Web page and app entries
▼▼▼
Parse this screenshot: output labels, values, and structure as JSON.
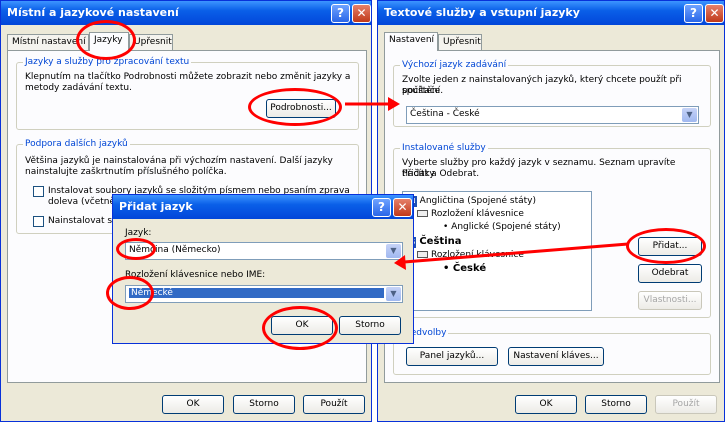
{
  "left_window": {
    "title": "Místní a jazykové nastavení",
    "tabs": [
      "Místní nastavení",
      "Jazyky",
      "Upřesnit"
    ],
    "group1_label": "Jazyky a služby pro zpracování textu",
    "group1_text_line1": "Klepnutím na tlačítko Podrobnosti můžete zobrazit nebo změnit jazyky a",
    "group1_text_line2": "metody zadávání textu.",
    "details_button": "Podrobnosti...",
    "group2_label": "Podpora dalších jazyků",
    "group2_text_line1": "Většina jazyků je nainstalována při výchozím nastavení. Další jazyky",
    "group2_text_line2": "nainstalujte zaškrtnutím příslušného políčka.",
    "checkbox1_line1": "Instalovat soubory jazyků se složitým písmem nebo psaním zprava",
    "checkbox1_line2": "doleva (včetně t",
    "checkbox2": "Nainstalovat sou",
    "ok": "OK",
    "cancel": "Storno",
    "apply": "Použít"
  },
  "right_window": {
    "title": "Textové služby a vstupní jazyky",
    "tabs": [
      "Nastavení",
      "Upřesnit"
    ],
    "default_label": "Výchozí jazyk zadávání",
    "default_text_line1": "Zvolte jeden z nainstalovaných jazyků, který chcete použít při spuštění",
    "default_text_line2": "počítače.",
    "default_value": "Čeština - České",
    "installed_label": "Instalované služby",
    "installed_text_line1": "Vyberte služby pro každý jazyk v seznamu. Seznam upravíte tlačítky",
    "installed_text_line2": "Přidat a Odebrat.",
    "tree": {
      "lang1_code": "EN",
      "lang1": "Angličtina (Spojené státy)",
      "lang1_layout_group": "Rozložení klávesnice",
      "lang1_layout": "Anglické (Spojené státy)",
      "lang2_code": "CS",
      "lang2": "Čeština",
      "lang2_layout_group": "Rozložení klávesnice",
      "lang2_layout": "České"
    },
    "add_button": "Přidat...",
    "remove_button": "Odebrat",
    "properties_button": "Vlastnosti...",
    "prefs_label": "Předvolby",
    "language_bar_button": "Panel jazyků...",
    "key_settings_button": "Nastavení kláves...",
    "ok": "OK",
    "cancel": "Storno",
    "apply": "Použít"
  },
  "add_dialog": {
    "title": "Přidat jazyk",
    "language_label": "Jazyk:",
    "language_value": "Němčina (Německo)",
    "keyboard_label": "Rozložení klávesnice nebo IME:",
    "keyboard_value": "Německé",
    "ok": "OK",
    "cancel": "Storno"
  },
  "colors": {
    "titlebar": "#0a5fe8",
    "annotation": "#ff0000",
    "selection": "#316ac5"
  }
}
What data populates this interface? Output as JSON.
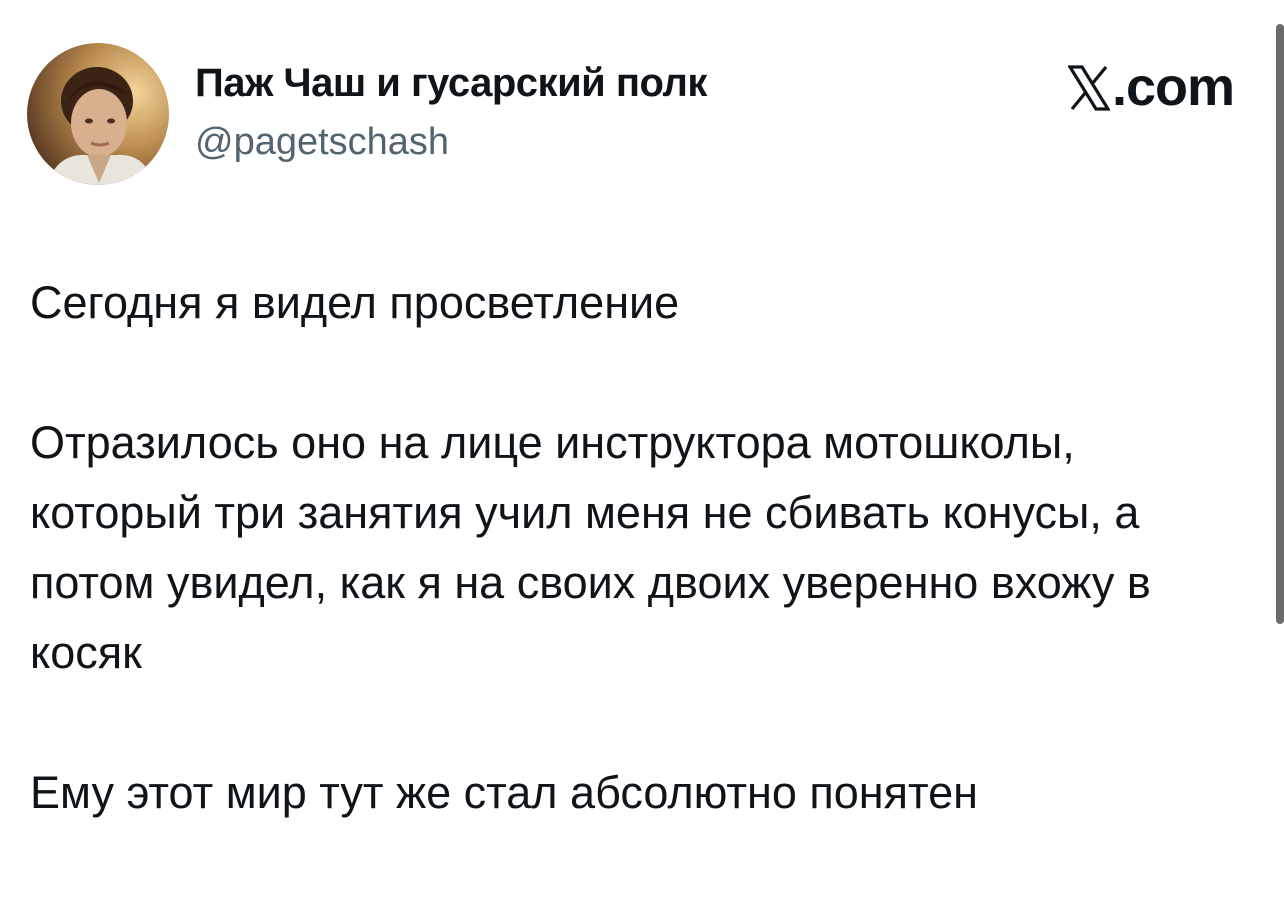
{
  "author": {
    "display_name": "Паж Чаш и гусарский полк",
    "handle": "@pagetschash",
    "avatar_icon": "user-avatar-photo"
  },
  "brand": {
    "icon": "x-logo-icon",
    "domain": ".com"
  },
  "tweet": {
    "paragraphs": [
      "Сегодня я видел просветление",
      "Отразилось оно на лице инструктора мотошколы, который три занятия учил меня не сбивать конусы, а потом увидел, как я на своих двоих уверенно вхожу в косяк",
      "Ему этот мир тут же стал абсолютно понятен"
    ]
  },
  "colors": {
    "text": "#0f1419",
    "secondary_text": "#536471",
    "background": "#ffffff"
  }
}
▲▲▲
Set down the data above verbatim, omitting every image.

Parse this screenshot: output labels, values, and structure as JSON.
{
  "left_window": {
    "title": "Místní a jazykové nastavení",
    "tabs": [
      "Místní nastavení",
      "Jazyky",
      "Upřesnit"
    ],
    "group1_label": "Jazyky a služby pro zpracování textu",
    "group1_text_line1": "Klepnutím na tlačítko Podrobnosti můžete zobrazit nebo změnit jazyky a",
    "group1_text_line2": "metody zadávání textu.",
    "details_button": "Podrobnosti...",
    "group2_label": "Podpora dalších jazyků",
    "group2_text_line1": "Většina jazyků je nainstalována při výchozím nastavení. Další jazyky",
    "group2_text_line2": "nainstalujte zaškrtnutím příslušného políčka.",
    "checkbox1_line1": "Instalovat soubory jazyků se složitým písmem nebo psaním zprava",
    "checkbox1_line2": "doleva (včetně t",
    "checkbox2": "Nainstalovat sou",
    "ok": "OK",
    "cancel": "Storno",
    "apply": "Použít"
  },
  "right_window": {
    "title": "Textové služby a vstupní jazyky",
    "tabs": [
      "Nastavení",
      "Upřesnit"
    ],
    "default_label": "Výchozí jazyk zadávání",
    "default_text_line1": "Zvolte jeden z nainstalovaných jazyků, který chcete použít při spuštění",
    "default_text_line2": "počítače.",
    "default_value": "Čeština - České",
    "installed_label": "Instalované služby",
    "installed_text_line1": "Vyberte služby pro každý jazyk v seznamu. Seznam upravíte tlačítky",
    "installed_text_line2": "Přidat a Odebrat.",
    "tree": {
      "lang1_code": "EN",
      "lang1": "Angličtina (Spojené státy)",
      "lang1_layout_group": "Rozložení klávesnice",
      "lang1_layout": "Anglické (Spojené státy)",
      "lang2_code": "CS",
      "lang2": "Čeština",
      "lang2_layout_group": "Rozložení klávesnice",
      "lang2_layout": "České"
    },
    "add_button": "Přidat...",
    "remove_button": "Odebrat",
    "properties_button": "Vlastnosti...",
    "prefs_label": "Předvolby",
    "language_bar_button": "Panel jazyků...",
    "key_settings_button": "Nastavení kláves...",
    "ok": "OK",
    "cancel": "Storno",
    "apply": "Použít"
  },
  "add_dialog": {
    "title": "Přidat jazyk",
    "language_label": "Jazyk:",
    "language_value": "Němčina (Německo)",
    "keyboard_label": "Rozložení klávesnice nebo IME:",
    "keyboard_value": "Německé",
    "ok": "OK",
    "cancel": "Storno"
  },
  "colors": {
    "titlebar": "#0a5fe8",
    "annotation": "#ff0000",
    "selection": "#316ac5"
  }
}
What data populates this interface? Output as JSON.
{
  "author": {
    "display_name": "Паж Чаш и гусарский полк",
    "handle": "@pagetschash",
    "avatar_icon": "user-avatar-photo"
  },
  "brand": {
    "icon": "x-logo-icon",
    "domain": ".com"
  },
  "tweet": {
    "paragraphs": [
      "Сегодня я видел просветление",
      "Отразилось оно на лице инструктора мотошколы, который три занятия учил меня не сбивать конусы, а потом увидел, как я на своих двоих уверенно вхожу в косяк",
      "Ему этот мир тут же стал абсолютно понятен"
    ]
  },
  "colors": {
    "text": "#0f1419",
    "secondary_text": "#536471",
    "background": "#ffffff"
  }
}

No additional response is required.